by Staff Writers
Tokyo (AFP) Oct 10, 2011
Japanese defence contractor Mitsubishi Heavy has been hit by over 50 separate computer viruses in a series of cyber attacks so far this year, a report said Monday.
One of the infected computers contracted 28 types of virus, including ones that could have been prevented with existing anti-virus software, the Yomiuri Shimbun said, amid concerns over the security of defence information.
The defence ministry plans to tell Mitsubishi Heavy to file detailed reports on its cyber security measures, the newspaper said.
Mitsubishi Heavy is analysing 83 computers hit by the attacks and has found more than 50 kinds of viruses, significantly more than the eight strains that the company announced on September 19, the newspaper said.

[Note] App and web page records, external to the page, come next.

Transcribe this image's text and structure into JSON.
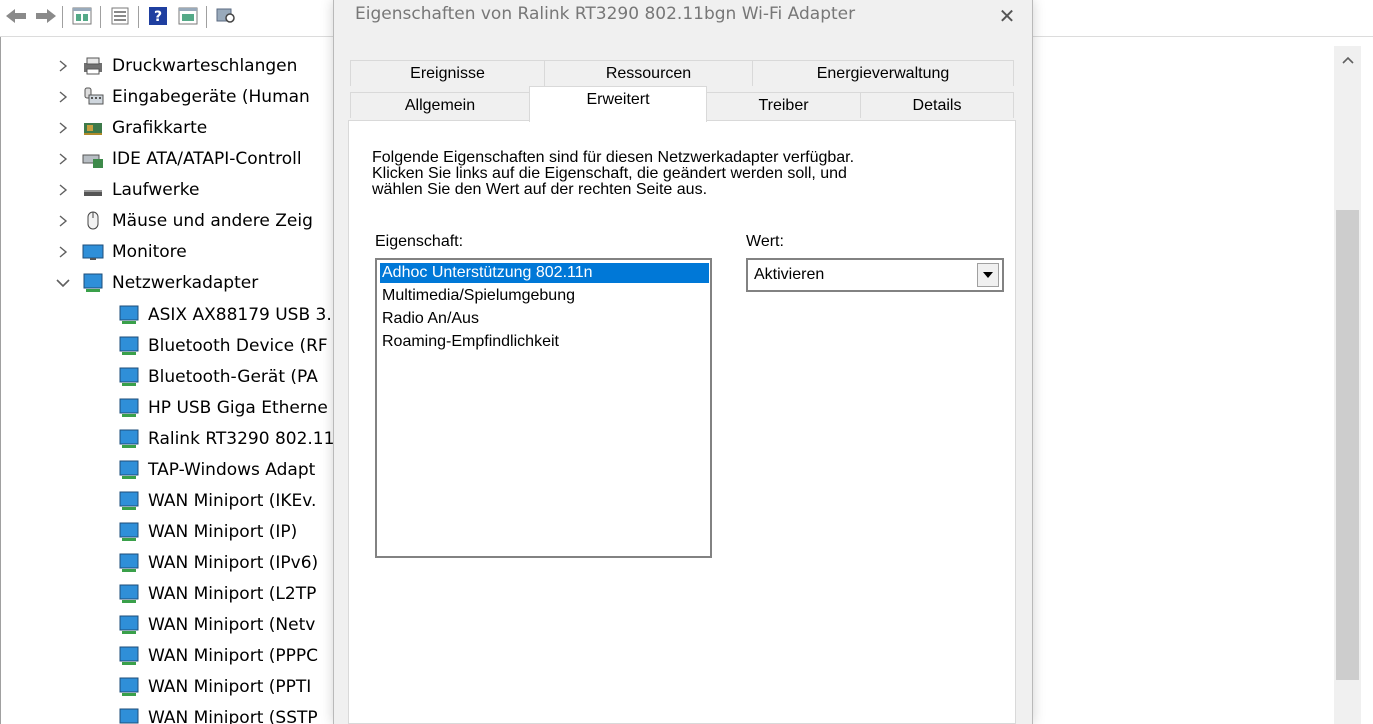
{
  "toolbar": {
    "icons": [
      "back-arrow-icon",
      "forward-arrow-icon",
      "properties-icon",
      "list-icon",
      "help-icon",
      "view-icon",
      "scan-hardware-icon"
    ]
  },
  "tree": {
    "categories": [
      {
        "label": "Druckwarteschlangen",
        "icon": "printer-icon",
        "expanded": false
      },
      {
        "label": "Eingabegeräte (Human",
        "icon": "keyboard-icon",
        "expanded": false
      },
      {
        "label": "Grafikkarte",
        "icon": "graphics-card-icon",
        "expanded": false
      },
      {
        "label": "IDE ATA/ATAPI-Controll",
        "icon": "disk-controller-icon",
        "expanded": false
      },
      {
        "label": "Laufwerke",
        "icon": "drive-icon",
        "expanded": false
      },
      {
        "label": "Mäuse und andere Zeig",
        "icon": "mouse-icon",
        "expanded": false
      },
      {
        "label": "Monitore",
        "icon": "monitor-icon",
        "expanded": false
      },
      {
        "label": "Netzwerkadapter",
        "icon": "network-adapter-icon",
        "expanded": true
      }
    ],
    "adapters": [
      "ASIX AX88179 USB 3.",
      "Bluetooth Device (RF",
      "Bluetooth-Gerät (PA",
      "HP USB Giga Etherne",
      "Ralink RT3290 802.11",
      "TAP-Windows Adapt",
      "WAN Miniport (IKEv.",
      "WAN Miniport (IP)",
      "WAN Miniport (IPv6)",
      "WAN Miniport (L2TP",
      "WAN Miniport (Netv",
      "WAN Miniport (PPPC",
      "WAN Miniport (PPTI",
      "WAN Miniport (SSTP"
    ]
  },
  "dialog": {
    "title": "Eigenschaften von Ralink RT3290 802.11bgn Wi-Fi Adapter",
    "close_symbol": "✕",
    "tabs_row1": [
      "Ereignisse",
      "Ressourcen",
      "Energieverwaltung"
    ],
    "tabs_row2": [
      "Allgemein",
      "Erweitert",
      "Treiber",
      "Details"
    ],
    "active_tab": "Erweitert",
    "description": [
      "Folgende Eigenschaften sind für diesen Netzwerkadapter verfügbar.",
      "Klicken Sie links auf die Eigenschaft, die geändert werden soll, und",
      "wählen Sie den Wert auf der rechten Seite aus."
    ],
    "property_label": "Eigenschaft:",
    "value_label": "Wert:",
    "properties": [
      "Adhoc Unterstützung 802.11n",
      "Multimedia/Spielumgebung",
      "Radio An/Aus",
      "Roaming-Empfindlichkeit"
    ],
    "selected_property": "Adhoc Unterstützung 802.11n",
    "value": "Aktivieren"
  },
  "colors": {
    "selection": "#0078d7",
    "dialog_bg": "#f0f0f0",
    "adapter_icon": "#2f8fd8"
  }
}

The company declined to comment for the Yomiuri story, citing an ongoing police investigation, while Mitsubishi officials could not be reached on Monday -- a national holiday -- for immediate comment.
Japan's defence minister said in September there was no indication that sensitive information had been stolen as a result of the attacks on the firm's computers, which came to light in August.

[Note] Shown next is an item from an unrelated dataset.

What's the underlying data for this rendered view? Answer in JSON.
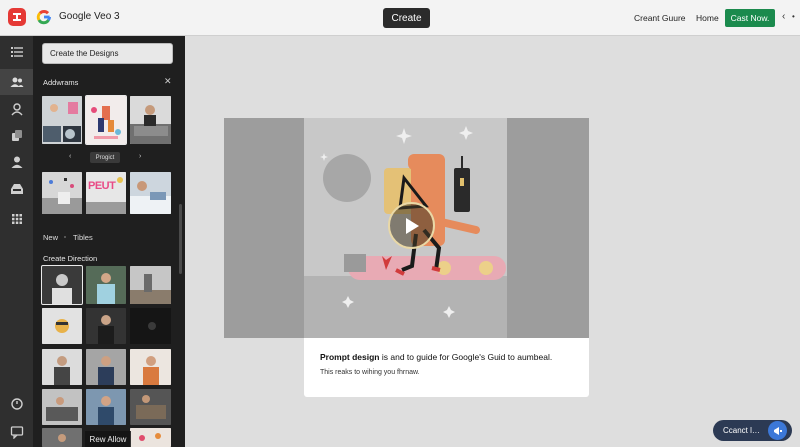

The Yomiuri reported earlier that the attackers might have used Chinese-language script in creating the viruses.
China has been accused of spearheading online attacks on government agencies and companies, allegations Beijing has always denied.
In June, Internet giant Google said a cyber-spying campaign originating in China had targeted Gmail accounts of senior US officials, military personnel, journalists and Chinese political activists.
After US defence contractors were targeted by cyber attacks earlier this year, Deputy Defense Secretary William Lynn claimed that a foreign intelligence agency was behind an attack that stole classified information on a top secret weapons system.
Cyberwar - Internet Security News - Systems and Policy Issues
Comment on this article via your Facebook, Yahoo, AOL, Hotmail login.
FBI keeping eye on China, Russia, Iran cyberspying
Washington (AFP) Oct 6, 2011
The US Federal Bureau of Investigation (FBI) has made a campaign against cyberthreats one of its "highest priorities," with China, Russia and Iran in the crosshairs, the bureau's chief said Thursday. FBI Director Robert Mueller told the House intelligence committee that cyber-espionage constituted "one of the most significant and complex threats facing the nation." When asked to name the ... read more
|The content herein, unless otherwise known to be public domain, are Copyright 1995-2011 - Space Media Network. AFP and UPI Wire Stories are copyright Agence France-Presse and United Press International. ESA Portal Reports are copyright European Space Agency. All NASA sourced material is public domain. Additional copyrights may apply in whole or part to other bona fide parties. Advertising does not imply endorsement,agreement or approval of any opinions, statements or information provided by Space Media Network on any Web page published or hosted by Space Media Network. Privacy Statement|